- To process study material quickly to get the big picture (find out how by reading the posts on skimming and quick reading)
- Read carefully, maybe more than once, to understand it thoroughly
- Underline, make diagrams and maps (actually it is not always necessary, but I also insert this point for completeness)
- To repeat what you are studying
- Do tests and exam simulations
The difference is that, if you want to use the techniques, you will have to insert a further step between them: creating effective images that represent the concepts and data you want to store.
Studying with traditional methods or with memory techniques are therefore two largely overlapping paths, that only at a certain point fork, and not even totally.
So let's go back to the mental equation we saw at the beginning:
"Since it would take me 5 hours to memorize a deck of cards while with the techniques it takes 5 minutes, if I learn them I will be able to remember anything in no time"
Precisely for what has been said so far, this is a wrong reasoning
In fact, unlike when you memorize the deck of cards, you will still have to invest a lot of time in all the other steps of the study method, those that allow you to prepare the material so that the techniques are applicable.
And only then can you use them, thus saving time in the memorization phase.
But what exactly does this preparation consist of?
Integrating memory techniques into a study method
I said a little while ago that you certainly don't learn in a weekend course, let alone if I can teach it to you in an article.
But I can tell you the essence.
It involves carrying out three precise actions on the study material:
- Synthesize the basic concepts and data
- Transform them in images that represent them.
- Insert pictures in a mental archive from which you can continually recall them
Actions that are almost impossible if you have not done all the preparatory work that is done with a good study method.
I'll give you an example with a simple sentence from a medical textbook:
“The renal glomerulus is a dense spheroidal network of arterial capillaries, responsible for filtering the blood. It is surrounded by the Bowman's capsule, a hollow, blind-bottomed spherical structure that wraps around the glomerulus to collect the filtrate. At the two ends of the renal glomerulus we find two arterioles that put it in communication with the circulatory system.

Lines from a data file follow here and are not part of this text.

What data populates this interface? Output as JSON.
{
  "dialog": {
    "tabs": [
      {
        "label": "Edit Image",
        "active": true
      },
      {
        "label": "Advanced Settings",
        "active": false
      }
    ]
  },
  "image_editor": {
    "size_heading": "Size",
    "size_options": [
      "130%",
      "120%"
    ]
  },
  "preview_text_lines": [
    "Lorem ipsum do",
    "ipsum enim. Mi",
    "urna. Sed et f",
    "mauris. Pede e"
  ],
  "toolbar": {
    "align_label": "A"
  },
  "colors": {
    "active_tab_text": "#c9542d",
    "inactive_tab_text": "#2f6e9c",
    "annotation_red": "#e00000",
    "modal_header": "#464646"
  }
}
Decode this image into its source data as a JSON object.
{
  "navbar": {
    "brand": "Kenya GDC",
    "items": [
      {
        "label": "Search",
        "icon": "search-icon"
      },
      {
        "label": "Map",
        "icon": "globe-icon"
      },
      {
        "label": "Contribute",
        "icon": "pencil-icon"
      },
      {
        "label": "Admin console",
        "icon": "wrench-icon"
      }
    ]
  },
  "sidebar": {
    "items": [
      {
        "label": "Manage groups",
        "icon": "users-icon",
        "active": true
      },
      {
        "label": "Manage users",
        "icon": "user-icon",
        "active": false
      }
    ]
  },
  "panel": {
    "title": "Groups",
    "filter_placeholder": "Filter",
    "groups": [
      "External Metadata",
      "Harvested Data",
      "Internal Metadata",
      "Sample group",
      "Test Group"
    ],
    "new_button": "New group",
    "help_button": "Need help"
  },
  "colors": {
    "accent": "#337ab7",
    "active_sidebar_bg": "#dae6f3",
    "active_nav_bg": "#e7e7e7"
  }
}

Upstream we find an arteriole, called afferent, which carries the blood to be filtered; downstream we find an arteriole, called efferent, which carries the partially filtered blood "

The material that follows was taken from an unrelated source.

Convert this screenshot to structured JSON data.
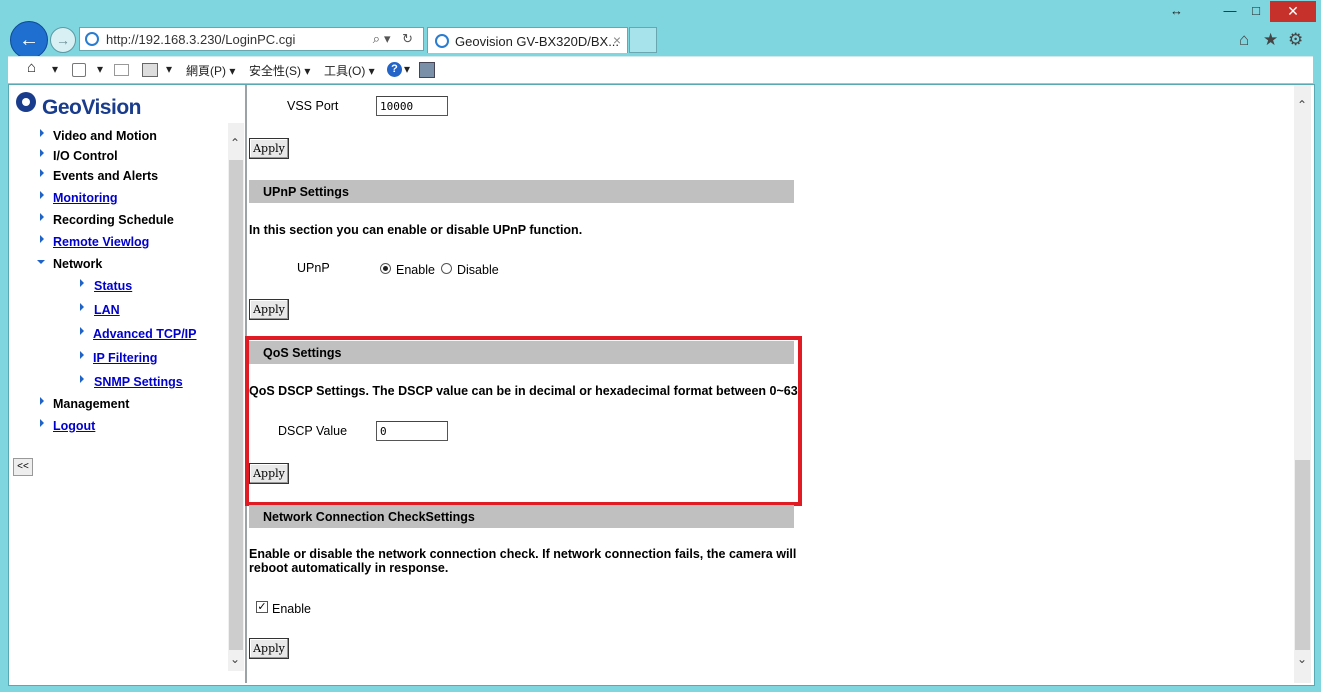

If you have read it, it understands thoroughly, inserted in the context of the rest of the chapter, reworked, synthesized, you can then easily remember it with 1-2 images very expressive.

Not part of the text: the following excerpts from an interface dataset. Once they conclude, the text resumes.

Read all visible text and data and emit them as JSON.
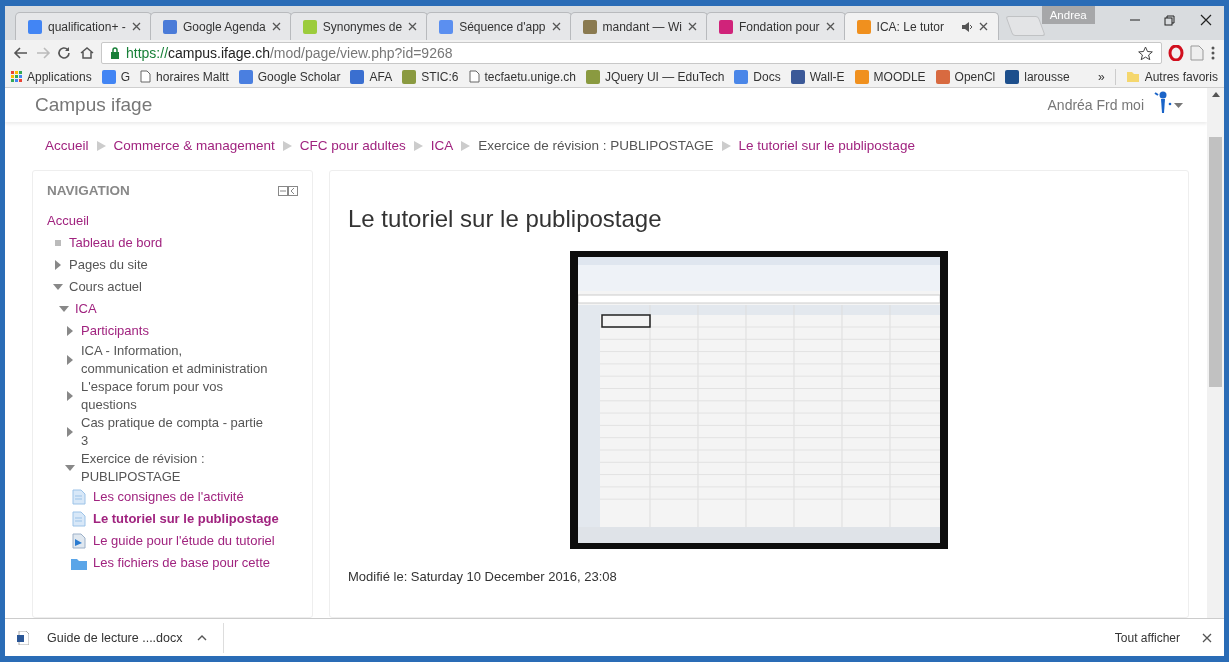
{
  "browser": {
    "tabs": [
      {
        "title": "qualification+ -",
        "color": "#4285f4",
        "selected": false,
        "audio": false
      },
      {
        "title": "Google Agenda",
        "color": "#4a7bd8",
        "selected": false,
        "audio": false
      },
      {
        "title": "Synonymes de",
        "color": "#9ccc3c",
        "selected": false,
        "audio": false
      },
      {
        "title": "Séquence d'app",
        "color": "#5b8ff0",
        "selected": false,
        "audio": false
      },
      {
        "title": "mandant — Wi",
        "color": "#8a7a50",
        "selected": false,
        "audio": false
      },
      {
        "title": "Fondation pour",
        "color": "#d0237a",
        "selected": false,
        "audio": false
      },
      {
        "title": "ICA: Le tutor",
        "color": "#f0901e",
        "selected": true,
        "audio": true
      }
    ],
    "profile": "Andrea",
    "url": {
      "scheme": "https://",
      "host": "campus.ifage.ch",
      "path": "/mod/page/view.php?id=9268"
    },
    "bookmarks": [
      {
        "label": "Applications",
        "kind": "grid"
      },
      {
        "label": "G",
        "kind": "tile",
        "color": "#4285f4"
      },
      {
        "label": "horaires Maltt",
        "kind": "page"
      },
      {
        "label": "Google Scholar",
        "kind": "tile",
        "color": "#4a7fe0"
      },
      {
        "label": "AFA",
        "kind": "tile",
        "color": "#3a6fd0"
      },
      {
        "label": "STIC:6",
        "kind": "tile",
        "color": "#8a9a40"
      },
      {
        "label": "tecfaetu.unige.ch",
        "kind": "page"
      },
      {
        "label": "JQuery UI — EduTech",
        "kind": "tile",
        "color": "#8a9a40"
      },
      {
        "label": "Docs",
        "kind": "tile",
        "color": "#4a86e8"
      },
      {
        "label": "Wall-E",
        "kind": "tile",
        "color": "#3b5998"
      },
      {
        "label": "MOODLE",
        "kind": "tile",
        "color": "#f0901e"
      },
      {
        "label": "OpenCl",
        "kind": "tile",
        "color": "#d86a40"
      },
      {
        "label": "larousse",
        "kind": "tile",
        "color": "#1d4f8c"
      }
    ],
    "overflow": "»",
    "other_bookmarks": "Autres favoris"
  },
  "site": {
    "brand": "Campus ifage",
    "user": "Andréa Frd moi"
  },
  "breadcrumb": [
    {
      "label": "Accueil",
      "link": true
    },
    {
      "label": "Commerce & management",
      "link": true
    },
    {
      "label": "CFC pour adultes",
      "link": true
    },
    {
      "label": "ICA",
      "link": true
    },
    {
      "label": "Exercice de révision : PUBLIPOSTAGE",
      "link": false
    },
    {
      "label": "Le tutoriel sur le publipostage",
      "link": true
    }
  ],
  "navigation": {
    "title": "NAVIGATION",
    "items": [
      {
        "label": "Accueil",
        "kind": "root",
        "link": true,
        "selected": false,
        "children": [
          {
            "label": "Tableau de bord",
            "kind": "bullet",
            "link": true,
            "selected": false
          },
          {
            "label": "Pages du site",
            "kind": "branch",
            "link": false,
            "expanded": false,
            "selected": false
          },
          {
            "label": "Cours actuel",
            "kind": "branch",
            "link": false,
            "expanded": true,
            "selected": false,
            "children": [
              {
                "label": "ICA",
                "kind": "branch",
                "link": true,
                "expanded": true,
                "selected": false,
                "children": [
                  {
                    "label": "Participants",
                    "kind": "branch",
                    "link": true,
                    "expanded": false,
                    "selected": false
                  },
                  {
                    "label": "ICA - Information, communication et administration",
                    "kind": "branch",
                    "link": false,
                    "expanded": false,
                    "selected": false
                  },
                  {
                    "label": "L'espace forum pour vos questions",
                    "kind": "branch",
                    "link": false,
                    "expanded": false,
                    "selected": false
                  },
                  {
                    "label": "Cas pratique de compta - partie 3",
                    "kind": "branch",
                    "link": false,
                    "expanded": false,
                    "selected": false
                  },
                  {
                    "label": "Exercice de révision : PUBLIPOSTAGE",
                    "kind": "branch",
                    "link": false,
                    "expanded": true,
                    "selected": false,
                    "children": [
                      {
                        "label": "Les consignes de l'activité",
                        "kind": "page",
                        "link": true,
                        "selected": false
                      },
                      {
                        "label": "Le tutoriel sur le publipostage",
                        "kind": "page",
                        "link": true,
                        "selected": true
                      },
                      {
                        "label": "Le guide pour l'étude du tutoriel",
                        "kind": "file",
                        "link": true,
                        "selected": false
                      },
                      {
                        "label": "Les fichiers de base pour cette",
                        "kind": "folder",
                        "link": true,
                        "selected": false
                      }
                    ]
                  }
                ]
              }
            ]
          }
        ]
      }
    ]
  },
  "content": {
    "title": "Le tutoriel sur le publipostage",
    "modified": "Modifié le: Saturday 10 December 2016, 23:08"
  },
  "downloads": {
    "file": "Guide de lecture ....docx",
    "show_all": "Tout afficher"
  }
}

If, on the other hand, as almost everyone does when they start using the techniques, you try to remember it as if the info it contains were playing cards, or without having first studied it with a good method, here you find yourself with ten and more meaningless images. to be connected together.
Which, multiplied by the hundreds of pages of the book, will make the use of memory techniques a useless and frustrating torture.
Integrating memory techniques into a study method is not essential at all, you can have great results even without them.
So, if you are a student, before trying to use memory techniques, ask yourself if your study method is good enough.
In fact, kind of like you can't put a new, super-powerful engine on a machine that can't handle it, so you can't use complex tools like memory techniques if the rest of your method isn't solid.
When, on the other hand, you have a method, I don't say perfect, but good enough, here is that inserting the memory techniques tool can make you make a significant leap in quality, greatly increasing your memory and memory capacity.
To understand how, I leave you some useful articles:
- The palace of memory, where you can clarify many aspects of the functioning of this tool and find some small practical examples
- How to study pathological anatomy, in which dialogue with a medical student on the difficulties of bringing the techniques into the reality of the study
- How to learn a theatrical script, where instead you find a demonstration of how it is memorized almost word for word
- How to store legal data, with a practical demonstration of how to study to store legal data
Enjoy the reading! Anthony